#### [TASK TO CARRY OUT]
Lines that include "value" make up the answer; copy all of them from the data below.

Top of DATASET ENTRIES

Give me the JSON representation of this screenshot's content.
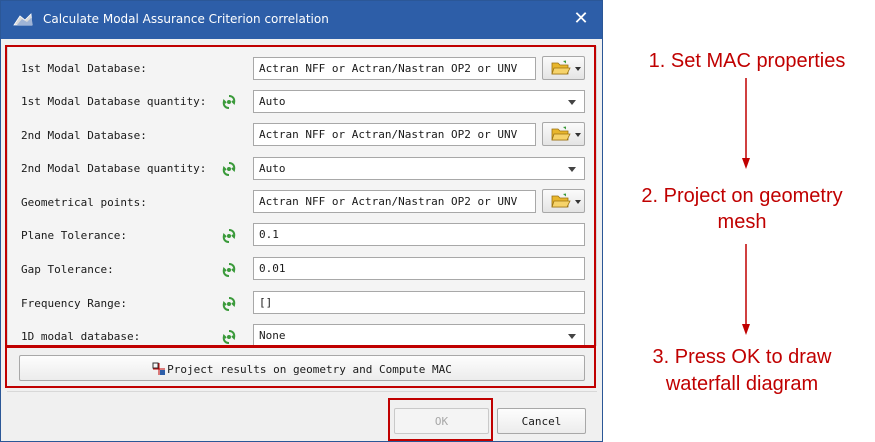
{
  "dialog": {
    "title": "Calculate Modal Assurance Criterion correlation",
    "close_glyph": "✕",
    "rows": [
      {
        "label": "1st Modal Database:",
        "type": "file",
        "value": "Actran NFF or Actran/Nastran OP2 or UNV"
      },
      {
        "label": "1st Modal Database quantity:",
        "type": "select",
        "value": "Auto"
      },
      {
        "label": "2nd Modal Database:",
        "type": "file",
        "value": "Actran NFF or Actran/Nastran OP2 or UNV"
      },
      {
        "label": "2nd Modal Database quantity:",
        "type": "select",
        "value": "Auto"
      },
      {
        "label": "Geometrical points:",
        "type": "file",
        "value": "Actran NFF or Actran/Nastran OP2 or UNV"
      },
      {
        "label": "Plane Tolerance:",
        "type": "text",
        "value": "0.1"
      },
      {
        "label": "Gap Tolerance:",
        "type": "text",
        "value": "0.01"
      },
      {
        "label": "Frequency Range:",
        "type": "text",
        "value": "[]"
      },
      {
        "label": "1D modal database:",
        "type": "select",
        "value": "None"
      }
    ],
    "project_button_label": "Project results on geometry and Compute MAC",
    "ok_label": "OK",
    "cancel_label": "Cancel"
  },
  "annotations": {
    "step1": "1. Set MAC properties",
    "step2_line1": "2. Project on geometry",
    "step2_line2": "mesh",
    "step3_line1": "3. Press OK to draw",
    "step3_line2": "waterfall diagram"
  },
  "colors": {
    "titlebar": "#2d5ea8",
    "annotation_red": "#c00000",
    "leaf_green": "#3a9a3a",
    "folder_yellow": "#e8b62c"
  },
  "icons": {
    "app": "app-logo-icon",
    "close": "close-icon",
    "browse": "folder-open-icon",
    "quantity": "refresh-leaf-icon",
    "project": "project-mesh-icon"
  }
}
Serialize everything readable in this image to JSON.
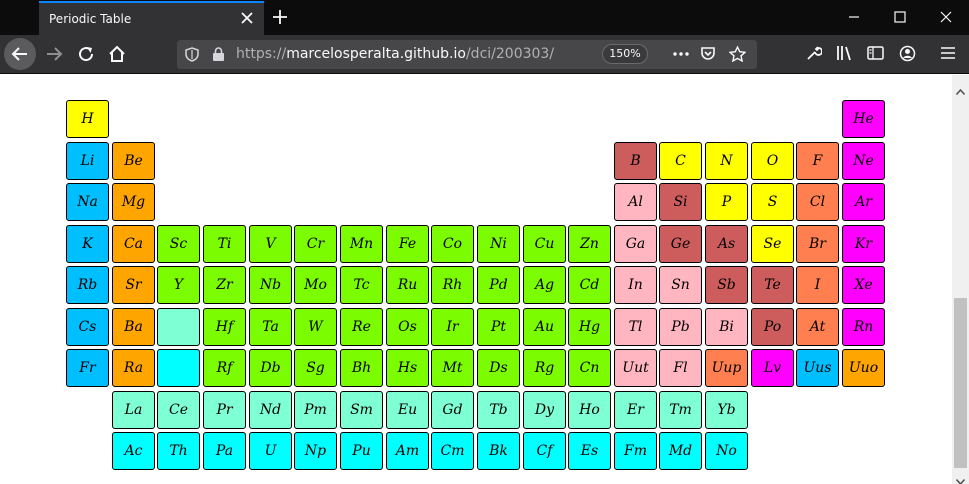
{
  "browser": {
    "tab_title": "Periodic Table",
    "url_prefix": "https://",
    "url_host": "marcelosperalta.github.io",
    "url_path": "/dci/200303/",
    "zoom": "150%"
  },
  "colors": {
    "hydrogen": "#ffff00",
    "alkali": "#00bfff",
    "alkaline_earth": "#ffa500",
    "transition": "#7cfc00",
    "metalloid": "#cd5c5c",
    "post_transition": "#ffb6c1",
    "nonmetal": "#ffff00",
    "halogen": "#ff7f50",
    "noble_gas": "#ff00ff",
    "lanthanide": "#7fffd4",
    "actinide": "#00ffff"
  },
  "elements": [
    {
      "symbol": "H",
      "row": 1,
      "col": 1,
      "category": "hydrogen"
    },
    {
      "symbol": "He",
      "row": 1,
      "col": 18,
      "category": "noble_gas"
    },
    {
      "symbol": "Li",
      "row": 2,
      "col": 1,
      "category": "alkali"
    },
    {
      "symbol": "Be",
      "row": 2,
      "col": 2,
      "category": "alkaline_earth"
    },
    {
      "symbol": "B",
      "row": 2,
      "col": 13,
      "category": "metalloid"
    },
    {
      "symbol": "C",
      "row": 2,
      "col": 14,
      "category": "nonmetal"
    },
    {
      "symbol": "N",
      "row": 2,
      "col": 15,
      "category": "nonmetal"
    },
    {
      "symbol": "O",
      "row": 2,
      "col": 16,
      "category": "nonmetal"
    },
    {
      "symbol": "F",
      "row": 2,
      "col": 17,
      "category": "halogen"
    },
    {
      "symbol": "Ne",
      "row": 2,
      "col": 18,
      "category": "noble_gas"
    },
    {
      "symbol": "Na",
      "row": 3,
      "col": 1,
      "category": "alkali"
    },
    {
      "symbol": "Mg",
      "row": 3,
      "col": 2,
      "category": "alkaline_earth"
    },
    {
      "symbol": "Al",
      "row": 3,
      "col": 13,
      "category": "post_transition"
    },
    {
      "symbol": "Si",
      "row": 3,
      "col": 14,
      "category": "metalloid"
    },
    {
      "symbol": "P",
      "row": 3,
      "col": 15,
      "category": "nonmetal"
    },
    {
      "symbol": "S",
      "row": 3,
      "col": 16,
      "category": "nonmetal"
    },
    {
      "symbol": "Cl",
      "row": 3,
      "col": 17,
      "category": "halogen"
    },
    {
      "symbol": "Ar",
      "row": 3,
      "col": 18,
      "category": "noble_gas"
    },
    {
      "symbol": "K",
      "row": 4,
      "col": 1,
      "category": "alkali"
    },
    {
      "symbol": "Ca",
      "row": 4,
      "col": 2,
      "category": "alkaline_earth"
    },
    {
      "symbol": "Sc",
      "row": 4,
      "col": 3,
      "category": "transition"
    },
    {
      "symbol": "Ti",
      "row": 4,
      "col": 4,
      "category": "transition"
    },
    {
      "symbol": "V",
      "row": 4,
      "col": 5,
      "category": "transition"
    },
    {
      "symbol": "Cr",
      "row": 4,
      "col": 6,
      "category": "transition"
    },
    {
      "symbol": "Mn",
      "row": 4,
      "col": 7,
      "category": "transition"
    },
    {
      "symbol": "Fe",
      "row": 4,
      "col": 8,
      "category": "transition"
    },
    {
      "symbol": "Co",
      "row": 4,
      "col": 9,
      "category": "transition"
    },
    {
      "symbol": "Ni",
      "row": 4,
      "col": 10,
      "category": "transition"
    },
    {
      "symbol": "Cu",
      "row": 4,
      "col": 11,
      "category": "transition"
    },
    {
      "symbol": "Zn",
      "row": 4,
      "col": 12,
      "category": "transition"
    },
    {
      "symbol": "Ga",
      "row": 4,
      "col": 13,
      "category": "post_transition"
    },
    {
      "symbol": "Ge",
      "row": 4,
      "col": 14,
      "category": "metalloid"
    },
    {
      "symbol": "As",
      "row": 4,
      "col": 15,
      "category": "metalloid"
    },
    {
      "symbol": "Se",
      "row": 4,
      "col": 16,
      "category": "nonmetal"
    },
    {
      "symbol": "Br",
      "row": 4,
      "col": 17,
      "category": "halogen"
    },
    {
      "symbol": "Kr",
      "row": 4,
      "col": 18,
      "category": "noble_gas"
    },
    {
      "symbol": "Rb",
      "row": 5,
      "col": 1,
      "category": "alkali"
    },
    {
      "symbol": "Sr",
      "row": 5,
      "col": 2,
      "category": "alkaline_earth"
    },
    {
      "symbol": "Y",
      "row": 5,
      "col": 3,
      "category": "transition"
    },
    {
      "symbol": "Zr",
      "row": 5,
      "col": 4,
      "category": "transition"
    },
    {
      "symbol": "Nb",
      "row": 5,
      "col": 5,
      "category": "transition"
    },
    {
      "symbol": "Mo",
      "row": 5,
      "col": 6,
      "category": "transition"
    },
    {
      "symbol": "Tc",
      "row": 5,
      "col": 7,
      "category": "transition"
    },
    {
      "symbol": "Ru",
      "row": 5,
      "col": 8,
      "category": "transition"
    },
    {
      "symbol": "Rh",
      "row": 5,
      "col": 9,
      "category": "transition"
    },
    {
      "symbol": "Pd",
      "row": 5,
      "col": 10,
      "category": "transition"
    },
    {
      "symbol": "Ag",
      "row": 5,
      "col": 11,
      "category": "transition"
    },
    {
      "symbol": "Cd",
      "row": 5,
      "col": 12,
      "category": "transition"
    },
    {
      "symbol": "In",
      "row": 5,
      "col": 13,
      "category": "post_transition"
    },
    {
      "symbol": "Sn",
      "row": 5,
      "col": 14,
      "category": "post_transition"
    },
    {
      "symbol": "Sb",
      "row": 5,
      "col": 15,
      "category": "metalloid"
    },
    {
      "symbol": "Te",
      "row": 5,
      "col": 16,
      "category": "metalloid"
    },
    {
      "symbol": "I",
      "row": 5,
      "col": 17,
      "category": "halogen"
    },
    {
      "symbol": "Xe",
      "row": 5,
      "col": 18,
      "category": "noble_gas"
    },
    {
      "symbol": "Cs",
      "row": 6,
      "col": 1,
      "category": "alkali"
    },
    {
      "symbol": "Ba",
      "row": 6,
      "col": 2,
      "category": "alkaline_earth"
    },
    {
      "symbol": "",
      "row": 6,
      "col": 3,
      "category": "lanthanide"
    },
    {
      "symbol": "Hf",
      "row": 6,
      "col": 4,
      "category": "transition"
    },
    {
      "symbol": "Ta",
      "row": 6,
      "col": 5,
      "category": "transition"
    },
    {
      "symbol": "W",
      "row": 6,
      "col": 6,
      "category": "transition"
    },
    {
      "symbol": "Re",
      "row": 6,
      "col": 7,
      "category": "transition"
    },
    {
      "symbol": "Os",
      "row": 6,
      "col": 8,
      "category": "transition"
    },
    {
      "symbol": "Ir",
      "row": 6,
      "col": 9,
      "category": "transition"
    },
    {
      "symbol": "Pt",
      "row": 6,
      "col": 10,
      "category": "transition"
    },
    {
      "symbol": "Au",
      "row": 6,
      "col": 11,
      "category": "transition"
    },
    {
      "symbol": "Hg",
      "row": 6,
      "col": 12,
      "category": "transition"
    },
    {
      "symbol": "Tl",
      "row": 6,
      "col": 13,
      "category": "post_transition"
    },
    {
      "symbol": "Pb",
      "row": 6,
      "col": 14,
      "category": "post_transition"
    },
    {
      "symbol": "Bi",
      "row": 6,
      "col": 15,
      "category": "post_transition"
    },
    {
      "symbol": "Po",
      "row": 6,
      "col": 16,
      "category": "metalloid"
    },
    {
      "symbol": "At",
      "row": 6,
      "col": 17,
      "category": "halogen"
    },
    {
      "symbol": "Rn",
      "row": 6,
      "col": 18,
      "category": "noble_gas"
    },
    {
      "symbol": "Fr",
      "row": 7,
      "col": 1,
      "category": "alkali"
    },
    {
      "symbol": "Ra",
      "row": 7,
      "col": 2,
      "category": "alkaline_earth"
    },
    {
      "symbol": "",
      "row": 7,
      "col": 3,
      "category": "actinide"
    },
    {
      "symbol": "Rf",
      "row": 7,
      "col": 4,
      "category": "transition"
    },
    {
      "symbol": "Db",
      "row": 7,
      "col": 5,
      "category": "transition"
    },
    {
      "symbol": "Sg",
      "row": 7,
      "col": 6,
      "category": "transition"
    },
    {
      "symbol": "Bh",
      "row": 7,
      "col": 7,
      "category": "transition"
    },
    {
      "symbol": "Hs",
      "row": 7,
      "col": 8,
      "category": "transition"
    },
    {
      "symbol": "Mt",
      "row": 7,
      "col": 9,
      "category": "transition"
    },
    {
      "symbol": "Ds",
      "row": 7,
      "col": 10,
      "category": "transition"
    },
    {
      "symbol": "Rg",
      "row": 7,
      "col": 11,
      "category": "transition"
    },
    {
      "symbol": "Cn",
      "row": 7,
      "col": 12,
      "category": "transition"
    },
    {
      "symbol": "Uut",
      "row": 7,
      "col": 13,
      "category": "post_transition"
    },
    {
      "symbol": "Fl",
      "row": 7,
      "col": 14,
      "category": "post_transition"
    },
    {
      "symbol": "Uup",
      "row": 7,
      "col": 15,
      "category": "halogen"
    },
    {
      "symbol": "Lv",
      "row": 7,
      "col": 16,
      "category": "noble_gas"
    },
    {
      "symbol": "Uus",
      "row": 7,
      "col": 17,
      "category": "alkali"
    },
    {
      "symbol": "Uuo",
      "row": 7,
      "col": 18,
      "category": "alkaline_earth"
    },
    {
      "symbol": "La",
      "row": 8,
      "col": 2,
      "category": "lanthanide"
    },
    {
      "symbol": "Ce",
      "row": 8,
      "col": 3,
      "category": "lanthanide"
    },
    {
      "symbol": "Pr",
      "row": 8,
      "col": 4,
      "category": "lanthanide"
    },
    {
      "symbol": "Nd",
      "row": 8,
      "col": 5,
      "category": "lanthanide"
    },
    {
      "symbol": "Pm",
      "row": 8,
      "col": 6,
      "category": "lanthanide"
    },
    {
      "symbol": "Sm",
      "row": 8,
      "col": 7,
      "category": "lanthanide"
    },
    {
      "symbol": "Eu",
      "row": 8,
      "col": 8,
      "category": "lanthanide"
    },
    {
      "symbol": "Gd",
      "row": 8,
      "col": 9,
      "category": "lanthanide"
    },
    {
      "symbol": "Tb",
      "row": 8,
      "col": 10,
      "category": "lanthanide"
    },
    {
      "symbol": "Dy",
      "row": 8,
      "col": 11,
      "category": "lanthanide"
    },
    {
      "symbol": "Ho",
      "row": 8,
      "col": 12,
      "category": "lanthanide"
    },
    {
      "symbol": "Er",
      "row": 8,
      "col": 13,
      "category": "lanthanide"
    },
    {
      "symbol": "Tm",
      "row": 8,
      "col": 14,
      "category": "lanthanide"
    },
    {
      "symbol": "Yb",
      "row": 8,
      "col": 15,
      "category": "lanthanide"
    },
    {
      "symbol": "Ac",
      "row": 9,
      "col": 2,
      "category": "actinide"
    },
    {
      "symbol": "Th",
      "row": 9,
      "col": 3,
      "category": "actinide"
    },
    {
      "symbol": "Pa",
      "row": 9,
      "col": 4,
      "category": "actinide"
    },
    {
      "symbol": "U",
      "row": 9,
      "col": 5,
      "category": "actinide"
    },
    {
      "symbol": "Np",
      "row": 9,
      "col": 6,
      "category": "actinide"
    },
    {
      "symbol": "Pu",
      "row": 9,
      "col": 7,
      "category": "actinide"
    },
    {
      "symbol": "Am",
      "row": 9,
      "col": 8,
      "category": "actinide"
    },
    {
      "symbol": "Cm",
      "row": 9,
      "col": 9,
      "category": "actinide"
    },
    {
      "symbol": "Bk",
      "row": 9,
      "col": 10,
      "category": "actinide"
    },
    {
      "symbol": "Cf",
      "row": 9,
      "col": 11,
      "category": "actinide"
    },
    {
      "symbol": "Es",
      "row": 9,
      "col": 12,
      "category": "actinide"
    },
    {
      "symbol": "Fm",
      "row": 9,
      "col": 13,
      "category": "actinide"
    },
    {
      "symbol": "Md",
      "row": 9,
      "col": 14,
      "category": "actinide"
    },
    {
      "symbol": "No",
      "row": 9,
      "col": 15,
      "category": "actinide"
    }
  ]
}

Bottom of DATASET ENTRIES
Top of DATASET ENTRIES

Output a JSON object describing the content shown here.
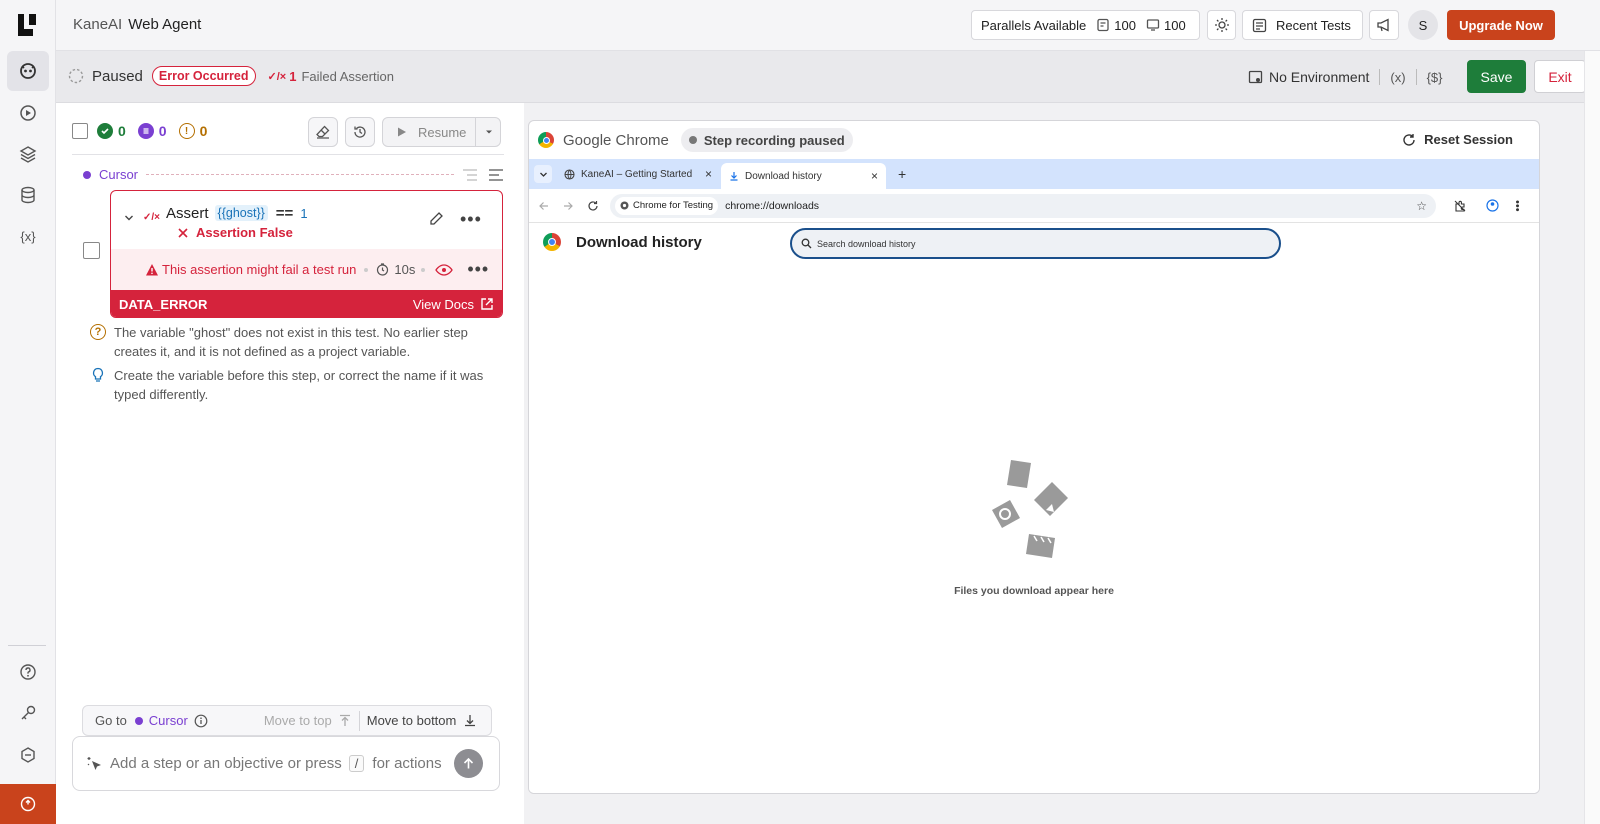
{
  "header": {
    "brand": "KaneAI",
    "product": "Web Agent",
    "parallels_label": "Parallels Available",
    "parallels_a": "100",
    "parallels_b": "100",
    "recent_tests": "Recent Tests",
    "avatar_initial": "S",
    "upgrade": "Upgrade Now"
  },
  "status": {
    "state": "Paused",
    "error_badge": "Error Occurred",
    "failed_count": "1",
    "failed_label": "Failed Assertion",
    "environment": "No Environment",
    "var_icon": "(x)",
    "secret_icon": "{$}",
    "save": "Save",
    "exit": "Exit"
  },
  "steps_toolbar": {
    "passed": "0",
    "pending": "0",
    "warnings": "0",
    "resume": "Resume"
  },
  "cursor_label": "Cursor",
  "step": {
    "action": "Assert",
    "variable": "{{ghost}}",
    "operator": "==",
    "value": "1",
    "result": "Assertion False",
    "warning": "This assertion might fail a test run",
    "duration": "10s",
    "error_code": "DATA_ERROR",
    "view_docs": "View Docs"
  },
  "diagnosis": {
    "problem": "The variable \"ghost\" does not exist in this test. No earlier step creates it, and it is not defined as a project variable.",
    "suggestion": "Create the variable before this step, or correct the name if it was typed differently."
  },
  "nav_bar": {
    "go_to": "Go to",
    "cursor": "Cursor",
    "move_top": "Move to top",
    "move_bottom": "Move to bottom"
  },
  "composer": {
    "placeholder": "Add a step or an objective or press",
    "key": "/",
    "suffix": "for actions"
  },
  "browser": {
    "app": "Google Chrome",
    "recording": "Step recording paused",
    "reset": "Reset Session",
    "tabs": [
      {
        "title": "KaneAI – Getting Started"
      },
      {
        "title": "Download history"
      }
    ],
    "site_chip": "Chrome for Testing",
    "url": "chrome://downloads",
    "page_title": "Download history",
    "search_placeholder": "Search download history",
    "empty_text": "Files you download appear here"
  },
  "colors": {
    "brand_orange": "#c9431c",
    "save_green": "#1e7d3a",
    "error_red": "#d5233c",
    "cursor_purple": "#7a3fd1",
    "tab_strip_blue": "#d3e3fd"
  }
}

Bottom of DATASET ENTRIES

#### [ANSWER TO THIS TASK]
        "value": "Actran NFF or Actran/Nastran OP2 or UNV"
        "value": "Auto"
        "value": "Actran NFF or Actran/Nastran OP2 or UNV"
        "value": "Auto"
        "value": "Actran NFF or Actran/Nastran OP2 or UNV"
        "value": "0.1"
        "value": "0.01"
        "value": "[]"
        "value": "None"
    "value": "1",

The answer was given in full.